Drapes passed away in October of 2011. His wife, children and grandchildren attended the Nov. 7 Montana Society of Engineers banquet during which he was honored.
"The amazing thing is that Alex Drapes was both a mechanical and electrical engineer," said Doug Brekke, past president of the Montana Society of Engineers. "Today that is unheard of. But Alex was special."
Drapes graduated from Great Falls High School in 1942 and attended Montana State College before joining the United States Army.
Drapes was in the Battle of the Bulge, one of the bloodiest fought by Americans in Europe. During fighting in the Ardennes region, Drapes was captured by the Germans and sent to three different Nazi concentration camps.
After the war, Drapes went to the California Institute of Technology, where he finished out his bachelor's degree in engineering in 1949.
Drapes then returned to Montana where he worked as a staff engineer for VanTylingen, Knight & VanTylingen, an architectural firm based in Great Falls.
In 1954, he founded Drapes Engineering in Great Falls. William "Bill" Kilby was a partner in the firm, which provided mechanical and electrical design services for numerous projects across Montana. In 1992, Drapes sold the firm to the group of engineers that formed Gordon Prill Drapes or GPD.

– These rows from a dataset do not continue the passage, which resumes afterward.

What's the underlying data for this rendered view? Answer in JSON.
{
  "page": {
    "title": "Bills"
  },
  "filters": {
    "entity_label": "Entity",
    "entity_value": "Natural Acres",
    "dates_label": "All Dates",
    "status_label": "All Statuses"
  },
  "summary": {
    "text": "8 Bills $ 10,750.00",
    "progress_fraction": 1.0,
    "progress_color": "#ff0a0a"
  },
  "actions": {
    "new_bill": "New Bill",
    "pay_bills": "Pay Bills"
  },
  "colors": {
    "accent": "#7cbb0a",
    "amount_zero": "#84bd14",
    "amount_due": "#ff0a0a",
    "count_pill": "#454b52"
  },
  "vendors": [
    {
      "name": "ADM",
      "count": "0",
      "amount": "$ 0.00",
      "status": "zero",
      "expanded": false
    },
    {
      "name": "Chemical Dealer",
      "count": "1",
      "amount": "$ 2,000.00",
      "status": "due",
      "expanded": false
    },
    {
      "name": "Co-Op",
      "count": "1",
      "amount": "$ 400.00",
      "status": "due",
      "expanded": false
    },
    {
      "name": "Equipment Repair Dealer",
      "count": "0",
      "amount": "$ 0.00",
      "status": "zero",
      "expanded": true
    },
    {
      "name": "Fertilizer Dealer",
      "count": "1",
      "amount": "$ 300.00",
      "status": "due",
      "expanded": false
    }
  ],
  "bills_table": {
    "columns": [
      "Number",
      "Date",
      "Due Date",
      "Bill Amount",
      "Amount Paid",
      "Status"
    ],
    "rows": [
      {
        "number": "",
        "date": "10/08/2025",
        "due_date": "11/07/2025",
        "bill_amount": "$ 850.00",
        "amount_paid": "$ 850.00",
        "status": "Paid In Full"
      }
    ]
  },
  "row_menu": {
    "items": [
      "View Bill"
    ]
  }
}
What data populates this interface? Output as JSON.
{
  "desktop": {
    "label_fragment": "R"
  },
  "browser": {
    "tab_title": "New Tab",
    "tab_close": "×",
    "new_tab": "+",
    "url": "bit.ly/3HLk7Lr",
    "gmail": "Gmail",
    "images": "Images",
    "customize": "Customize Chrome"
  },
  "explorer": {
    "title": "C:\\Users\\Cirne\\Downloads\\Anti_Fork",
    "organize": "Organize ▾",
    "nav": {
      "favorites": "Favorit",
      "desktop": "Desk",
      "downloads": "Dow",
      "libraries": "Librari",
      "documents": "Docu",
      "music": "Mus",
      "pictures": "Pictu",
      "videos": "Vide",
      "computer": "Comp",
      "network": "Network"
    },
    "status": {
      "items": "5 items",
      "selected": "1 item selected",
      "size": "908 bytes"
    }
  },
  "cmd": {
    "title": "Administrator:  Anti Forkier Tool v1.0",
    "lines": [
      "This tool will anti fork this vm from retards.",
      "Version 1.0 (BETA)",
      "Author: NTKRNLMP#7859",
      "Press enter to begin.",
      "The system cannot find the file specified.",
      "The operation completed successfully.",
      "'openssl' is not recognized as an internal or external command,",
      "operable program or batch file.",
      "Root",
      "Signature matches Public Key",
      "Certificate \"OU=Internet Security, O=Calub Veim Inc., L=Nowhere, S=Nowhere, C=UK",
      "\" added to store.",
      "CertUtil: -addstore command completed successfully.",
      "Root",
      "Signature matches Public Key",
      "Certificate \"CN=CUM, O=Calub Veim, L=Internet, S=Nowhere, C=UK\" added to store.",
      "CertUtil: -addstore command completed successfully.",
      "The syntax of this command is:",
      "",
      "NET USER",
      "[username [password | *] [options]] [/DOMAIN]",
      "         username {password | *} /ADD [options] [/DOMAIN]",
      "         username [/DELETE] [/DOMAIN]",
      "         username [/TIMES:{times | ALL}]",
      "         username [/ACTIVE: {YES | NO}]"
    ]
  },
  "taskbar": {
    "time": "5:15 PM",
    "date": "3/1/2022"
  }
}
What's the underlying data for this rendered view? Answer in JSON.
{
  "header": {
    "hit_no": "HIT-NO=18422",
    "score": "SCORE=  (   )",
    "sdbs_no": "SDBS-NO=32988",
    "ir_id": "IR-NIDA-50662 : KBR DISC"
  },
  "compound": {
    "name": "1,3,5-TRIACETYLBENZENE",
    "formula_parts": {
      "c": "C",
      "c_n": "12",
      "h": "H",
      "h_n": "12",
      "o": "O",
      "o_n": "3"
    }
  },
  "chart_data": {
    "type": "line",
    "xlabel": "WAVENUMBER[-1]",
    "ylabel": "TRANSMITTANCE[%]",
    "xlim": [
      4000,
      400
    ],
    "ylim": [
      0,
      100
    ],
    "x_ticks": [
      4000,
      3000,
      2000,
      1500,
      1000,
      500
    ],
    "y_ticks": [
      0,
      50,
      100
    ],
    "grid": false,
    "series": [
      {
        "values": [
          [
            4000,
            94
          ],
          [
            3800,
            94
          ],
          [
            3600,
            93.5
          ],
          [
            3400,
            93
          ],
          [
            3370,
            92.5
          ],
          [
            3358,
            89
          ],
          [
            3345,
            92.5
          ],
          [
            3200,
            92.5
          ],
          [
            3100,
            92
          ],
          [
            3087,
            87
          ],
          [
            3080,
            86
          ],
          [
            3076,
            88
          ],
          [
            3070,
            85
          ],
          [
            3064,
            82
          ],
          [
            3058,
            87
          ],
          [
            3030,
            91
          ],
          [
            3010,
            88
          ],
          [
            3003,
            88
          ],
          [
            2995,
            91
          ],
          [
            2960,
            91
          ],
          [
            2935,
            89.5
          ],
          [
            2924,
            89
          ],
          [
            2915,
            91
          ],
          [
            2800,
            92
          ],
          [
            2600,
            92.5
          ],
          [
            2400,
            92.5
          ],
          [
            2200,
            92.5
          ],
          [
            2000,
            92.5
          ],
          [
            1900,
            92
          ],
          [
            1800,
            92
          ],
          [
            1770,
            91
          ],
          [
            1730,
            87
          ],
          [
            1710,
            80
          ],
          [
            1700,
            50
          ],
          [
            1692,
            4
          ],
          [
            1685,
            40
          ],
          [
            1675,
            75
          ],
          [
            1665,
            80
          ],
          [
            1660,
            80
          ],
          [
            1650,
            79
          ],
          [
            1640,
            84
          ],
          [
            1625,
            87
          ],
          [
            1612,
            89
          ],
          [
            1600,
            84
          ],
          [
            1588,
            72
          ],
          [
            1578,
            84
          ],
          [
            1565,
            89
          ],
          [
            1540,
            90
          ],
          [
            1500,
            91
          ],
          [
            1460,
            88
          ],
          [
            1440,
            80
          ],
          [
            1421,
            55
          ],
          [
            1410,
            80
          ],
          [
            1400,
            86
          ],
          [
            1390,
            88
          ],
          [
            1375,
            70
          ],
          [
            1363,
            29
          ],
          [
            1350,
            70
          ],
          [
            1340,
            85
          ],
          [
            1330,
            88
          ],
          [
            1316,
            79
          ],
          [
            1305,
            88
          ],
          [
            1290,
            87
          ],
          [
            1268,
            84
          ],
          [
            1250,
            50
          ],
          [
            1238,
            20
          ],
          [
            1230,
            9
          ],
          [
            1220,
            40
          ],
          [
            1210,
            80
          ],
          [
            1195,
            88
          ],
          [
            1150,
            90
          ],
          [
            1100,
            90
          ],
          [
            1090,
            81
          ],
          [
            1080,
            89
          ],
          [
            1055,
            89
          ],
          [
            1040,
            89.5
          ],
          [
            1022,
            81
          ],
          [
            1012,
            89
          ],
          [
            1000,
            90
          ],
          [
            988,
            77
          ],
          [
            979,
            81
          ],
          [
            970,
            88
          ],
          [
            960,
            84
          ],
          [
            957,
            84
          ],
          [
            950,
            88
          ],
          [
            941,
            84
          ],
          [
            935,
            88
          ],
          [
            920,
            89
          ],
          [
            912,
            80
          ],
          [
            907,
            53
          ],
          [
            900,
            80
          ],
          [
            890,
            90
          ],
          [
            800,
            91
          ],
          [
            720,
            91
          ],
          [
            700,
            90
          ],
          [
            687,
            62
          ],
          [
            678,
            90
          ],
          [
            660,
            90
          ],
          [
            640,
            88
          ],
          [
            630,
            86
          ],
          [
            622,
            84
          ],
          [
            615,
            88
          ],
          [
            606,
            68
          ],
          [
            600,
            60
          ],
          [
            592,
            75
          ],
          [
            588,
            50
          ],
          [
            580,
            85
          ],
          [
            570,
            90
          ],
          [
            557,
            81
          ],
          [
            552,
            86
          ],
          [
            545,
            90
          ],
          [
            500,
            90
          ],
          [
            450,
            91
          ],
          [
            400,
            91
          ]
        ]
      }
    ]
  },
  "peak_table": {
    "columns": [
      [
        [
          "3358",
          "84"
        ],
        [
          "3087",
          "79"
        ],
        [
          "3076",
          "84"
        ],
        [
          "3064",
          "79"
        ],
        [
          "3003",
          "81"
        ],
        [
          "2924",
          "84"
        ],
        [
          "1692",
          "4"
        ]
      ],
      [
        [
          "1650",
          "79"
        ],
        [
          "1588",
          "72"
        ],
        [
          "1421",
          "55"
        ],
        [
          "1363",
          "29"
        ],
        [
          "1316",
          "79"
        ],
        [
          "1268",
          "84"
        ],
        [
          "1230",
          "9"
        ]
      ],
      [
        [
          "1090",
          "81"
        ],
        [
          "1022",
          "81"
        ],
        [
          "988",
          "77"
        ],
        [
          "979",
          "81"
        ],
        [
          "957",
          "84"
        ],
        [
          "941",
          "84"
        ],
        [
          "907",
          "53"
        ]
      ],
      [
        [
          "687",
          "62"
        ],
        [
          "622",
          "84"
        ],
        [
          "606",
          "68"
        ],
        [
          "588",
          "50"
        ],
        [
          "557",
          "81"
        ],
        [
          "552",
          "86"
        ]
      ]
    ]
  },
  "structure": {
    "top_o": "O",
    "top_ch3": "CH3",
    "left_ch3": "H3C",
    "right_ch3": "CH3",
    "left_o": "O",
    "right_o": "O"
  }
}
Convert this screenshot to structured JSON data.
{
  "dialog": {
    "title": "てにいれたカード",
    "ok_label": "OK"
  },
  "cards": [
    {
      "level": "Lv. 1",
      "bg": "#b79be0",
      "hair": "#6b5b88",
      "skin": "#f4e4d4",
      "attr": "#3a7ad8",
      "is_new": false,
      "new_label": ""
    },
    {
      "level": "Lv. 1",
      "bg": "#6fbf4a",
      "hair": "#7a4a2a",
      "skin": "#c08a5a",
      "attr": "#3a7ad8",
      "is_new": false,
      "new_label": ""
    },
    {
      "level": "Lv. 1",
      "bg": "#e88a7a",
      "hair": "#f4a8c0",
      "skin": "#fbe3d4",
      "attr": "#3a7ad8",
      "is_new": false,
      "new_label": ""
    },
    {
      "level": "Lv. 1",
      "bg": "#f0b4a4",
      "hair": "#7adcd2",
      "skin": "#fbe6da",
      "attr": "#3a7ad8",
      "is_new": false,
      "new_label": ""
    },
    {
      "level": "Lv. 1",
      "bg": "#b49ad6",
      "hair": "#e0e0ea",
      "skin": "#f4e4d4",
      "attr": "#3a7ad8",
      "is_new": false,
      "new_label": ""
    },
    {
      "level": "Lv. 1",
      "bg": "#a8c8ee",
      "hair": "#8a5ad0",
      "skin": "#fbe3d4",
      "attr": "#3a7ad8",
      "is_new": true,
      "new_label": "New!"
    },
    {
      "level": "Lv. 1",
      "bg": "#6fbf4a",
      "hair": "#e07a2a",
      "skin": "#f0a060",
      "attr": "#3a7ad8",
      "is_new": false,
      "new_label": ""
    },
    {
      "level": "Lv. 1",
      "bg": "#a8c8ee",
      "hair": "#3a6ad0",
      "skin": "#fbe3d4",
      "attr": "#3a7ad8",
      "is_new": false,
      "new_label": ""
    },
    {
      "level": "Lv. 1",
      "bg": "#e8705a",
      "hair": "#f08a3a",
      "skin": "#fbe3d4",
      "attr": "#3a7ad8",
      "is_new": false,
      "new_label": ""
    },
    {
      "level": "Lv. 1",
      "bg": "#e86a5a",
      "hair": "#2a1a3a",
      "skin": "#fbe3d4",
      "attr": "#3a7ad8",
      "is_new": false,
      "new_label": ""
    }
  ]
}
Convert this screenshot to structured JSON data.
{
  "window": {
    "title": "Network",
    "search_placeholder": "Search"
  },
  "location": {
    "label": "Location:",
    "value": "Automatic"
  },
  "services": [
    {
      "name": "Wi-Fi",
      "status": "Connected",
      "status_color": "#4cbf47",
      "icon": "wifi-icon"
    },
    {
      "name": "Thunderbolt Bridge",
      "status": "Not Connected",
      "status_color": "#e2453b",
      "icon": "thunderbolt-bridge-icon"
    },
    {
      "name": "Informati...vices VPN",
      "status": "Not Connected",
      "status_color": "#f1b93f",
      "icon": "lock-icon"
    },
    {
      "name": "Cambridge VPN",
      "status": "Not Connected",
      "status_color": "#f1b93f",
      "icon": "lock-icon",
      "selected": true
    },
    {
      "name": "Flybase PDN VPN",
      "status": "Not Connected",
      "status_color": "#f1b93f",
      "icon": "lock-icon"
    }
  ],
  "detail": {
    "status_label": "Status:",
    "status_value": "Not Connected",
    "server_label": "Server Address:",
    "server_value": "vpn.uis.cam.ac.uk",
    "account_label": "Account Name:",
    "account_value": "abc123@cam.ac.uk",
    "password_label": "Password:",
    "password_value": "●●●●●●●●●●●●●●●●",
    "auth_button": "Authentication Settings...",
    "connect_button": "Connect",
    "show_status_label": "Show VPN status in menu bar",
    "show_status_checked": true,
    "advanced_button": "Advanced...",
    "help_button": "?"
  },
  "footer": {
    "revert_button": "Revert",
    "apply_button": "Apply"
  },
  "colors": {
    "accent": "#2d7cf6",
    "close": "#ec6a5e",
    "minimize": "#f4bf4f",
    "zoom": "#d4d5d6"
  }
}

His engineering portfolio includes public schools in Great Falls, Harlem, Brockton, Lame Deer, Lodge Grass, Big Sandy, Choteau, Cascade, Miles City, Bozeman, Babb, White Sulphur Springs, Centerville, Glendive, Glasgow, Browning, Terry, Missoula, Highwood, Plains, Helena, Malta, Geraldine, Box Elder, Lakeside and Kalispell.
He was also engineer for numerous telephone switching facilities owned by Mountain States Telephone, numerous additions to Malmstrom Air Force Base and Glasgow Air Force Base, Montana State Prison, as well as numerous health care facilities, banks, airports, motels, churches, television studios, libraries, swimming pools and private residences.
At MSU, Drapes was engineer on numerous ground-up and remodel projects, including Brick Breeden Fieldhouse, which received a national award for its lighting system. He also worked on the Creative Arts Complex, Sherrick Hall, Ryon Labs, planning for the Animal Biosciences Complex, heating plant upgrades, and the Kappa Sigma Fraternity.
Also part of Drapes' portfolio are the Life of Montana building in Bozeman, the Lee Metcalf Building in Helena, a remodel for the Montana House of Representatives chambers in Helena, primary electrical and heating systems for the University of Montana in Missoula, MSU Northern heating plant and Cowan Hall renovations in Havre, as well as Eddie's Supper Club in Great Falls.
Drapes also worked on projects outside Montana, from the Agriculture Ministry building in Saudi Arabia to fish hatcheries in Alaska.
The Montana Professional Engineers Hall of Fame, which is housed at MSU's College of Engineering, is sponsored by the Montana Society of Engineers to honor those who have made significant contributions to the development of Montana and the engineering profession.
Previous inductees into the Montana Professional Engineers Hall of Fame include Ralph Prussing, John H. Morrison, Ben F. Hurlbut, W. Paul Schmechel, Leland J. Walker, Harold S. "Sonny" Hanson, Robert L. Sanks, Eldon R. Dodge, Joseph A. Maierle, Willis J. Wetstein, Daniel T. Berube, W. J. Bennington, and Fred F. Videon.
More information on the Montana Society of Engineers is available at www.mtengineers.org.
Contact: Doug Brekke, (406) 932-5400 or email@example.com.